### Task details
Below are some lines of data. Return all of them as they are.

┄┄┄┄┄┄┄┄┄┄┄┄┄┄┄┄┄┄┄┄

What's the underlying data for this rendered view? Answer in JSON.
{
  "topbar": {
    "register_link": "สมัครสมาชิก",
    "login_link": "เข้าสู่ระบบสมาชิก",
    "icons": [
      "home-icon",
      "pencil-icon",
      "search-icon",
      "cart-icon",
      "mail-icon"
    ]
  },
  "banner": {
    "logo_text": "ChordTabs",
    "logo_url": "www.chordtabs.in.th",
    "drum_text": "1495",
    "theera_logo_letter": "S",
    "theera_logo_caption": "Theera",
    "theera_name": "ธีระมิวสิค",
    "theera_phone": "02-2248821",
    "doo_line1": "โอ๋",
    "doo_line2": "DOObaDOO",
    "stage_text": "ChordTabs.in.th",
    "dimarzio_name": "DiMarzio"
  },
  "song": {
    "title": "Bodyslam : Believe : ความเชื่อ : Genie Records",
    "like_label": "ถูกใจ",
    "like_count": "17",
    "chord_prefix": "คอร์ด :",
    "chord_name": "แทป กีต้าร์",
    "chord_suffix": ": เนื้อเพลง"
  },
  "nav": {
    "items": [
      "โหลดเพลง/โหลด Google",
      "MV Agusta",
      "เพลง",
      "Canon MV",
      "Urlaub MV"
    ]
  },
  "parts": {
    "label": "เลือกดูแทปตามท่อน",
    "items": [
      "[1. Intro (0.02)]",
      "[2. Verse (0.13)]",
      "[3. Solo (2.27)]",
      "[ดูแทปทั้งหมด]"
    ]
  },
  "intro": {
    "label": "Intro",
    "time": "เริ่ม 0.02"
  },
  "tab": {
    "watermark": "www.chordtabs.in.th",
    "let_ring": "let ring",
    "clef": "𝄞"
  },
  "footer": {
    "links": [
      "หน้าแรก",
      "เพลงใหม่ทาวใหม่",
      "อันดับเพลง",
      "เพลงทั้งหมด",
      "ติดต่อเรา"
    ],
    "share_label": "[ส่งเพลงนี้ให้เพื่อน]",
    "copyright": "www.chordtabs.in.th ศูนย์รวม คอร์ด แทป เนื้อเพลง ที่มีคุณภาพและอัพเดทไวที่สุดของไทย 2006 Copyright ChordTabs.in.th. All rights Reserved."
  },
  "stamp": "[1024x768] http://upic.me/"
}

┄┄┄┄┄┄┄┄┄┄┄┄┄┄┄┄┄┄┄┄

### Your solution
What's the underlying data for this rendered view? Answer in JSON.
{
  "topbar": {
    "register_link": "สมัครสมาชิก",
    "login_link": "เข้าสู่ระบบสมาชิก",
    "icons": [
      "home-icon",
      "pencil-icon",
      "search-icon",
      "cart-icon",
      "mail-icon"
    ]
  },
  "banner": {
    "logo_text": "ChordTabs",
    "logo_url": "www.chordtabs.in.th",
    "drum_text": "1495",
    "theera_logo_letter": "S",
    "theera_logo_caption": "Theera",
    "theera_name": "ธีระมิวสิค",
    "theera_phone": "02-2248821",
    "doo_line1": "โอ๋",
    "doo_line2": "DOObaDOO",
    "stage_text": "ChordTabs.in.th",
    "dimarzio_name": "DiMarzio"
  },
  "song": {
    "title": "Bodyslam : Believe : ความเชื่อ : Genie Records",
    "like_label": "ถูกใจ",
    "like_count": "17",
    "chord_prefix": "คอร์ด :",
    "chord_name": "แทป กีต้าร์",
    "chord_suffix": ": เนื้อเพลง"
  },
  "nav": {
    "items": [
      "โหลดเพลง/โหลด Google",
      "MV Agusta",
      "เพลง",
      "Canon MV",
      "Urlaub MV"
    ]
  },
  "parts": {
    "label": "เลือกดูแทปตามท่อน",
    "items": [
      "[1. Intro (0.02)]",
      "[2. Verse (0.13)]",
      "[3. Solo (2.27)]",
      "[ดูแทปทั้งหมด]"
    ]
  },
  "intro": {
    "label": "Intro",
    "time": "เริ่ม 0.02"
  },
  "tab": {
    "watermark": "www.chordtabs.in.th",
    "let_ring": "let ring",
    "clef": "𝄞"
  },
  "footer": {
    "links": [
      "หน้าแรก",
      "เพลงใหม่ทาวใหม่",
      "อันดับเพลง",
      "เพลงทั้งหมด",
      "ติดต่อเรา"
    ],
    "share_label": "[ส่งเพลงนี้ให้เพื่อน]",
    "copyright": "www.chordtabs.in.th ศูนย์รวม คอร์ด แทป เนื้อเพลง ที่มีคุณภาพและอัพเดทไวที่สุดของไทย 2006 Copyright ChordTabs.in.th. All rights Reserved."
  },
  "stamp": "[1024x768] http://upic.me/"
}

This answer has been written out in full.